Citation: Cornet C, Di Donato V and Terriente J (2018) Combining Zebrafish and CRISPR/Cas9: Toward a More Efficient Drug Discovery Pipeline. Front. Pharmacol. 9:703. doi: 10.3389/fphar.2018.00703

Received: 10 April 2018; Accepted: 11 June 2018;
Published: 03 July 2018.

Edited by:

Danilo Maddalo, Novartis, Switzerland

Reviewed by:

Steffen Scholpp, University of Exeter, United Kingdom
Abhinav Dhall, Boston Children’s Hospital, Harvard University, United States

Copyright © 2018 Cornet, Di Donato and Terriente. This is an open-access article distributed under the terms of the Creative Commons Attribution License (CC BY). The use, distribution or reproduction in other forums is permitted, provided the original author(s) and the copyright owner(s) are credited and that the original publication in this journal is cited, in accordance with accepted academic practice.

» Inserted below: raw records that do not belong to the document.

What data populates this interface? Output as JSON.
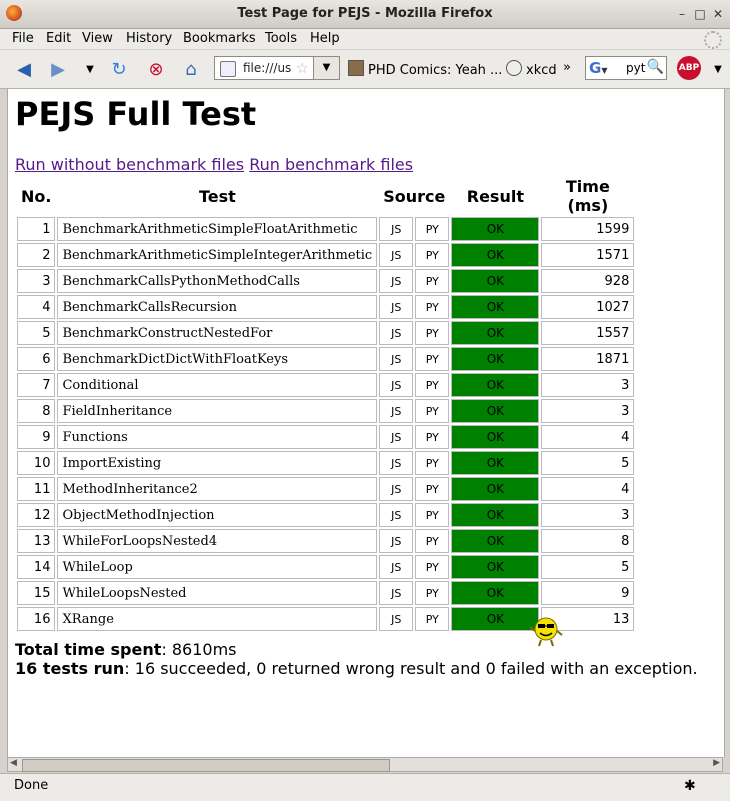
{
  "window": {
    "title": "Test Page for PEJS - Mozilla Firefox"
  },
  "menu": [
    "File",
    "Edit",
    "View",
    "History",
    "Bookmarks",
    "Tools",
    "Help"
  ],
  "nav": {
    "url": "file:///us",
    "search_value": "pyth"
  },
  "bookmarks": [
    "PHD Comics: Yeah ...",
    "xkcd",
    "»"
  ],
  "page": {
    "heading": "PEJS Full Test",
    "link_no_bench": "Run without benchmark files",
    "link_bench": "Run benchmark files",
    "headers": {
      "no": "No.",
      "test": "Test",
      "source": "Source",
      "result": "Result",
      "time": "Time (ms)"
    },
    "rows": [
      {
        "no": "1",
        "name": "BenchmarkArithmeticSimpleFloatArithmetic",
        "js": "JS",
        "py": "PY",
        "result": "OK",
        "time": "1599"
      },
      {
        "no": "2",
        "name": "BenchmarkArithmeticSimpleIntegerArithmetic",
        "js": "JS",
        "py": "PY",
        "result": "OK",
        "time": "1571"
      },
      {
        "no": "3",
        "name": "BenchmarkCallsPythonMethodCalls",
        "js": "JS",
        "py": "PY",
        "result": "OK",
        "time": "928"
      },
      {
        "no": "4",
        "name": "BenchmarkCallsRecursion",
        "js": "JS",
        "py": "PY",
        "result": "OK",
        "time": "1027"
      },
      {
        "no": "5",
        "name": "BenchmarkConstructNestedFor",
        "js": "JS",
        "py": "PY",
        "result": "OK",
        "time": "1557"
      },
      {
        "no": "6",
        "name": "BenchmarkDictDictWithFloatKeys",
        "js": "JS",
        "py": "PY",
        "result": "OK",
        "time": "1871"
      },
      {
        "no": "7",
        "name": "Conditional",
        "js": "JS",
        "py": "PY",
        "result": "OK",
        "time": "3"
      },
      {
        "no": "8",
        "name": "FieldInheritance",
        "js": "JS",
        "py": "PY",
        "result": "OK",
        "time": "3"
      },
      {
        "no": "9",
        "name": "Functions",
        "js": "JS",
        "py": "PY",
        "result": "OK",
        "time": "4"
      },
      {
        "no": "10",
        "name": "ImportExisting",
        "js": "JS",
        "py": "PY",
        "result": "OK",
        "time": "5"
      },
      {
        "no": "11",
        "name": "MethodInheritance2",
        "js": "JS",
        "py": "PY",
        "result": "OK",
        "time": "4"
      },
      {
        "no": "12",
        "name": "ObjectMethodInjection",
        "js": "JS",
        "py": "PY",
        "result": "OK",
        "time": "3"
      },
      {
        "no": "13",
        "name": "WhileForLoopsNested4",
        "js": "JS",
        "py": "PY",
        "result": "OK",
        "time": "8"
      },
      {
        "no": "14",
        "name": "WhileLoop",
        "js": "JS",
        "py": "PY",
        "result": "OK",
        "time": "5"
      },
      {
        "no": "15",
        "name": "WhileLoopsNested",
        "js": "JS",
        "py": "PY",
        "result": "OK",
        "time": "9"
      },
      {
        "no": "16",
        "name": "XRange",
        "js": "JS",
        "py": "PY",
        "result": "OK",
        "time": "13"
      }
    ],
    "summary": {
      "time_label": "Total time spent",
      "time_value": ": 8610ms",
      "tests_label": "16 tests run",
      "tests_value": ": 16 succeeded, 0 returned wrong result and 0 failed with an exception."
    }
  },
  "status": {
    "text": "Done"
  },
  "colors": {
    "ok_green": "#008000",
    "link": "#551a8b"
  }
}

No use, distribution or reproduction is permitted which does not comply with these terms.

*Correspondence: Vincenzo Di Donato, vincenzo.didonato@zeclinics.com Javier Terriente, javier.terriente@zeclinics.com